Every year around Easter, we find old Jesus films on TV, from The Greatest Story Ever Told to Jesus of Nazareth to The Gospel According to St. Matthew.
Increasingly, shows with religious themes are showing up on TV.
In March, CNN is in the midst of a six-part series called “Finding Jesus: Faith, Fact, Forgery,” in which biblical stories are described by scholars and re-enacted.
The Weather Channel showed “Top 10: Bible Weather,” in which 10 calamities from the Bible are paired with equivalent phenomena from our time, with re-enactments standing alongside news footage.
The UP network broadcast “Noah’s Ark,” and PBS’s series Nova rebroadcast the 2008 documentary “The Bible’s Buried Secrets.”
Later, the Smithsonian Channel showed “Siege of Masada,” a one-hour special about the Masada legend, followed by “Killing Jesus” on the National Geographic Channel.
Beginning April 5, NBC will show “A.D. The Bible Continues,” produced by Roma Downey and Mark Burnett, whose miniseries “The Bible” was so popular on the History Channel last year.
Why so many shows with religious themes? The main reason is that they’re popular.
But are they helpful? And do they offer a reliable portrait of biblical stories and themes?
That will depend on the show and on viewers’ needs and desires.
One new series on USA that’s received a lot of attention is “Dig,” which premiered March 5. It promotes itself as being “based on reality and true.”
We’ve heard that before.
Kimberly Winston writes for Religion News Service that the show “moves quickly between multiple story lines and locations, bouncing off prophesies and spinning conspiracies around the Second Coming of Christ, the Book of Revelation and the restoration of the Jewish Temple in Jerusalem, where much of the series is filmed.”

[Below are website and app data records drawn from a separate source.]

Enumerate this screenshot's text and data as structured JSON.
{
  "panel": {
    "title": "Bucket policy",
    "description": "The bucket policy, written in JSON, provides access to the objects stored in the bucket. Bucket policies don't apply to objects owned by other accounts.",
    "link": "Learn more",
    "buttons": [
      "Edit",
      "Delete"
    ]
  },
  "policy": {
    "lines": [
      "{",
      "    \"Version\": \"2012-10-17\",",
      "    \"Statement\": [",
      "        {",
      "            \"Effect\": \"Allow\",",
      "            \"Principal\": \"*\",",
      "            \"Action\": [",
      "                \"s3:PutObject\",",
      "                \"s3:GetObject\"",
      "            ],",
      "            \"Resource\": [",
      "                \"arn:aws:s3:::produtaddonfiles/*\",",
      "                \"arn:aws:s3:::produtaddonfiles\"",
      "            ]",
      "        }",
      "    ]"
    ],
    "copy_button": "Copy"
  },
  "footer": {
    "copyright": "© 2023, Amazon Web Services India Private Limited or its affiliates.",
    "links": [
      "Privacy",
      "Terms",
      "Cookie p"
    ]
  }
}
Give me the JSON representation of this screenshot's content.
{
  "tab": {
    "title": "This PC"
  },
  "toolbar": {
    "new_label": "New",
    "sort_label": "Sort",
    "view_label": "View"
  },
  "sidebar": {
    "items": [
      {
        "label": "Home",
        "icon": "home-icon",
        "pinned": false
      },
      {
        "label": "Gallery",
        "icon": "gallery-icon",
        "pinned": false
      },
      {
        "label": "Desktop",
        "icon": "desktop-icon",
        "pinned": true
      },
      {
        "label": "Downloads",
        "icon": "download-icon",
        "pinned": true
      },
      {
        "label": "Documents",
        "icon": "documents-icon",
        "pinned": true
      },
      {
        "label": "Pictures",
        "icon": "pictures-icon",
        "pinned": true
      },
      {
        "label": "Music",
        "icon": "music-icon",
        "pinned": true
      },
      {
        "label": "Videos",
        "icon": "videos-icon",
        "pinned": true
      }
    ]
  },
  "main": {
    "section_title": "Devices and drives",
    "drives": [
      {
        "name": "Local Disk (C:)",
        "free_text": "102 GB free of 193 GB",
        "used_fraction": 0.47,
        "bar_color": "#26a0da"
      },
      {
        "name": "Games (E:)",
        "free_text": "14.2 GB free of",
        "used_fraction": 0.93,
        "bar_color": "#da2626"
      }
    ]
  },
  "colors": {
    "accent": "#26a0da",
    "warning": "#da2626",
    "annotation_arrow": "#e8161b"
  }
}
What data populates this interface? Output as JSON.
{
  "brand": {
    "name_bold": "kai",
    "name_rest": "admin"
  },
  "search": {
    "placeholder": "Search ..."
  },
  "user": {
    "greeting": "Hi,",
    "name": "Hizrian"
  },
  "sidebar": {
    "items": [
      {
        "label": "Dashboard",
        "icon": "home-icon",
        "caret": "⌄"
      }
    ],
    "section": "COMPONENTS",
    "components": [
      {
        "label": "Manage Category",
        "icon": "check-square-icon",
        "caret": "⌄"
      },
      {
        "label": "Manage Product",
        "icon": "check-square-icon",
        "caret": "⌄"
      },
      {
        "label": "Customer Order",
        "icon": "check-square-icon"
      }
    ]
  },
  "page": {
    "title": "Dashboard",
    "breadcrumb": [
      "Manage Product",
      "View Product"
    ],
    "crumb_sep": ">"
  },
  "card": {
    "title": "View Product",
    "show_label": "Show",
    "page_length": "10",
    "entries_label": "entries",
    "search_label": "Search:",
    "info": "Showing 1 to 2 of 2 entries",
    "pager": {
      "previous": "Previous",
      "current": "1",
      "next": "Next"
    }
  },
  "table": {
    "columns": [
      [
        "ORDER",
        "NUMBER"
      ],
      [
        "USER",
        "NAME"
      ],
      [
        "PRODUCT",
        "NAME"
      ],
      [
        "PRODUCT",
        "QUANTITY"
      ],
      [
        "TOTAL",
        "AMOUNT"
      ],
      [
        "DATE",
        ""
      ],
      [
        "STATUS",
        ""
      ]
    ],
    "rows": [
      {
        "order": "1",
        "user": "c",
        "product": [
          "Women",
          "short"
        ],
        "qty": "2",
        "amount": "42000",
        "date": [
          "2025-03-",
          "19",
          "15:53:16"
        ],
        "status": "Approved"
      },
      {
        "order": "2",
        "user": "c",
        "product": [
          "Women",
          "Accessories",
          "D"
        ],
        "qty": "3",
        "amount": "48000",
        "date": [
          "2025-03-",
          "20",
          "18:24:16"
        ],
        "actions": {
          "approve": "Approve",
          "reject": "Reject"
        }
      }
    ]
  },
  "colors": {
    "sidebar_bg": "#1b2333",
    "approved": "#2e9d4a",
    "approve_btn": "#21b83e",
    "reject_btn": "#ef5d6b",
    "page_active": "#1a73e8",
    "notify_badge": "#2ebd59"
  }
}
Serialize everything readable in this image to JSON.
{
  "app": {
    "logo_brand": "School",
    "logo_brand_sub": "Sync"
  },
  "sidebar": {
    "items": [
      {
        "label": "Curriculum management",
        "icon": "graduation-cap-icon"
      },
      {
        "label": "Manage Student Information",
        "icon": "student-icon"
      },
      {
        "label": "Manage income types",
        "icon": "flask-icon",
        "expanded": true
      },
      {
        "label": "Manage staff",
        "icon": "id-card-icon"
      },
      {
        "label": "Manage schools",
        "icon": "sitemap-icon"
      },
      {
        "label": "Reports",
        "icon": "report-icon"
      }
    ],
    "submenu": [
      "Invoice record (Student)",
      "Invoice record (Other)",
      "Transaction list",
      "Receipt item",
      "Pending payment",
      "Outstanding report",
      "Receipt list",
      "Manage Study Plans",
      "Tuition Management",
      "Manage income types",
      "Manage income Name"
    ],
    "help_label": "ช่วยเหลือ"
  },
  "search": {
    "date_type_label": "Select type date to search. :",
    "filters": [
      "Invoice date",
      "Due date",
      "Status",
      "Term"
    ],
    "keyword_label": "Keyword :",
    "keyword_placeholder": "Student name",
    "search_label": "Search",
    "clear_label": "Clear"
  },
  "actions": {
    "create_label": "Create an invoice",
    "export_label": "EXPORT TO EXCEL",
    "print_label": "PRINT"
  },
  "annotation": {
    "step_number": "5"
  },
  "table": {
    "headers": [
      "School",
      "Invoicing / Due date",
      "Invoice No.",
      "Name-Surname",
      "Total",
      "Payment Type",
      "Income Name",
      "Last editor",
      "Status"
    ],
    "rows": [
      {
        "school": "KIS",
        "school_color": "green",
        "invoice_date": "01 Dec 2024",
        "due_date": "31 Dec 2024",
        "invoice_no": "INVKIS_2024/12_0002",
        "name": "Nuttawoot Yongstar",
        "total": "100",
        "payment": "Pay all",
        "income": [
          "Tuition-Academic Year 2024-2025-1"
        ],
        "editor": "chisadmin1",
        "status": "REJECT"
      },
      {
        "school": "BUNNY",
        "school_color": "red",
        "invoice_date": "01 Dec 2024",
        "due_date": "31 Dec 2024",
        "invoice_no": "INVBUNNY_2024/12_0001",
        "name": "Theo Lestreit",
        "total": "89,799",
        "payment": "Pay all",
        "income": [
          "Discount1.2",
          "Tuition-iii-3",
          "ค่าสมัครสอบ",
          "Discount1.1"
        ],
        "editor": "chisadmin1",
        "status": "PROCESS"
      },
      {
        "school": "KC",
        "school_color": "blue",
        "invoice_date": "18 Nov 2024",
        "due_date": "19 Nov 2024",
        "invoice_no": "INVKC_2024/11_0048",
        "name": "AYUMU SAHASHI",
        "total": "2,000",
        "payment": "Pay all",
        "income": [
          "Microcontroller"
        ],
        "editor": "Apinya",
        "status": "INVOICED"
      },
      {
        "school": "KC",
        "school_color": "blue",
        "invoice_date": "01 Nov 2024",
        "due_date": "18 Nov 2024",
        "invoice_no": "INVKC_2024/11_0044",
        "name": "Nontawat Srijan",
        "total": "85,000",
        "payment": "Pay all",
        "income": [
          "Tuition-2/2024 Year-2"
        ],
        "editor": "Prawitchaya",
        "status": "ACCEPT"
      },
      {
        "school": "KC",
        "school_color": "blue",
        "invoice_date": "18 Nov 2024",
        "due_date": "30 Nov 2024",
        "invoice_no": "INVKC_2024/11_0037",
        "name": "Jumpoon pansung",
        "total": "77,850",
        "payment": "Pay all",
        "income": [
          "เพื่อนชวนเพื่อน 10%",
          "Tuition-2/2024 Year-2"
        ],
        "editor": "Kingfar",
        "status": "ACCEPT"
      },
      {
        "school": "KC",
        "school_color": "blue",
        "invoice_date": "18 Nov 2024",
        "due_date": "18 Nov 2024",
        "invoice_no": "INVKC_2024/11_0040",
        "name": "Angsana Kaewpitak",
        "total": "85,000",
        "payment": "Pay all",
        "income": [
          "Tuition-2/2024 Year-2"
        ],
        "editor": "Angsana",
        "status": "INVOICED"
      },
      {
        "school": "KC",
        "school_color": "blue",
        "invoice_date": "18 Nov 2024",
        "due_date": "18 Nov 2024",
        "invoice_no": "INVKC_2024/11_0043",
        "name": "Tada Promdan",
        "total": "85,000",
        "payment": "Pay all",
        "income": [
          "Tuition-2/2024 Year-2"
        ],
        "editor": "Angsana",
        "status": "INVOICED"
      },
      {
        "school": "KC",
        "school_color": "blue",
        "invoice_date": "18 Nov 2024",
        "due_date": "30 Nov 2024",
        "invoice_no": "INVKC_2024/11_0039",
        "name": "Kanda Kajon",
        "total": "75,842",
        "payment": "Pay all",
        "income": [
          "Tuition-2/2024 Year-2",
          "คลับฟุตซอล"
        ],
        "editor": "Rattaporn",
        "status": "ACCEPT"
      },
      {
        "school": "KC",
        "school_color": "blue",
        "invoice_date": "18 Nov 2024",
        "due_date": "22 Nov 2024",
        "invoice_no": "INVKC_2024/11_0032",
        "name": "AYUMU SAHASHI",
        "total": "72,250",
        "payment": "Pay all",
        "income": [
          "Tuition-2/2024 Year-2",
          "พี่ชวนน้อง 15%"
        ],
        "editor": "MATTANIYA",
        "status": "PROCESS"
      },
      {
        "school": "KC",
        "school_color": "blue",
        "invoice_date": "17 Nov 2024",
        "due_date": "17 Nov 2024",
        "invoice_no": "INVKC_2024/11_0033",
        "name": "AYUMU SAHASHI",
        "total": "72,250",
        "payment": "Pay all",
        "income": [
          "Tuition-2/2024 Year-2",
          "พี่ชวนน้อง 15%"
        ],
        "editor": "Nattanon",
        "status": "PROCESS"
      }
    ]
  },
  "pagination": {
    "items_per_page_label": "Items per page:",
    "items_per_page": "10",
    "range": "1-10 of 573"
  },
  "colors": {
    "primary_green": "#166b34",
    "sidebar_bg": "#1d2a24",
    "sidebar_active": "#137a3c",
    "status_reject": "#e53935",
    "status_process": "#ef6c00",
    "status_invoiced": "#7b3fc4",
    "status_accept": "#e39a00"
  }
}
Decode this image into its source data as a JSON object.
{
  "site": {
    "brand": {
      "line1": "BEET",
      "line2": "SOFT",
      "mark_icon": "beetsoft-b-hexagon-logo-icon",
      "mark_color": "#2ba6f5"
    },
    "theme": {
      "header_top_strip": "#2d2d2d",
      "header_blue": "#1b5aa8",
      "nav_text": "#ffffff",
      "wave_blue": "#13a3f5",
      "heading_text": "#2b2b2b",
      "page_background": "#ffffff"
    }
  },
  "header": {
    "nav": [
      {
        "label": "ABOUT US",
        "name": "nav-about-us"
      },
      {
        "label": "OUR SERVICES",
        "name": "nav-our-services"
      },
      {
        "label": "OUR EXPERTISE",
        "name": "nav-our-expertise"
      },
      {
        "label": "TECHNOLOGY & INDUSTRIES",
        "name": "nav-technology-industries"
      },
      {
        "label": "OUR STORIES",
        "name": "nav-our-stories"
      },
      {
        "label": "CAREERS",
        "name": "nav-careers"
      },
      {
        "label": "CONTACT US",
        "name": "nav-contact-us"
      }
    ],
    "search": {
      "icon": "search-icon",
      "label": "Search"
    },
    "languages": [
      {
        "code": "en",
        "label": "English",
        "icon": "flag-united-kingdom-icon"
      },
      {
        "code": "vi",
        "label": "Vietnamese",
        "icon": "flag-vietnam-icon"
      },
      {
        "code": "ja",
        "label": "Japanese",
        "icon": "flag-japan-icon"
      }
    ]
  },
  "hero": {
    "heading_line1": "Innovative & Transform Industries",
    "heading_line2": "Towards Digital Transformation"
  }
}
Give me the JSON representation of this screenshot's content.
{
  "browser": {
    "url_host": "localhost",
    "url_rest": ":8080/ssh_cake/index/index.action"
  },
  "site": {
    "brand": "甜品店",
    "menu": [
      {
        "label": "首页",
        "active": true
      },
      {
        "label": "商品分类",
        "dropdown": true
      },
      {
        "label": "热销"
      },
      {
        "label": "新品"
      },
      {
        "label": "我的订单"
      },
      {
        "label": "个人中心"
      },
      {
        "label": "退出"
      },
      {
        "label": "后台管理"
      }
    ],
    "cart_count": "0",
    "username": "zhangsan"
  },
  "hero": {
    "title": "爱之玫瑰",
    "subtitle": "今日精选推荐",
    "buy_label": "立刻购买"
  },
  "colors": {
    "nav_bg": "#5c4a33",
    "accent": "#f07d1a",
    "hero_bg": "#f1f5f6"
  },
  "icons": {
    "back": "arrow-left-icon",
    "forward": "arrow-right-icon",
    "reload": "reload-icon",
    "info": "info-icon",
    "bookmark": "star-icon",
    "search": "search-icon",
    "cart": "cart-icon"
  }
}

It includes a high priest’s magical breastplate, a spotless red heifer and a doomsday Christian group living in a bunker, with plenty of action and suspense. The many plot lines can leave viewers feeling confused, and some of the characters are far from complex.
Its references to the Essenes, the 12 gemstones on the high priest’s breastplate and the red heifer may lead some viewers to look up such information from the Bible, but I doubt it.
Instead, viewers who stick with it may enjoy the suspense, the settings—Jerusalem, Norway, New Mexico—or the esoteric nature of the story.
With the plethora of offerings on TV these days, including many fine ones, why not have some using religious themes and retelling biblical stories?
I also notice that other dramas—realistic ones, not just fantastical ones like “Supernatural” or “Grimm”—often include characters who are religious. And they aren’t always stereotyped as naive or fanatical.
Here’s a question for our readers: What TV shows have you found particularly good in how they portray religion or Christians?
Email email@example.com with your list (not more than five).
And for those who don’t watch TV, let us know why.
We’ll post responses on our website: themennonite.org.
A related point is that if religion relates to all of life, then shows that portray life authentically and with a certain moral compassion (without being moralizing) should qualify as well.
I’ll let you decide for yourselves.
Gordon Houser is editor of The Mennonite. This column ran in the April 2015 issue.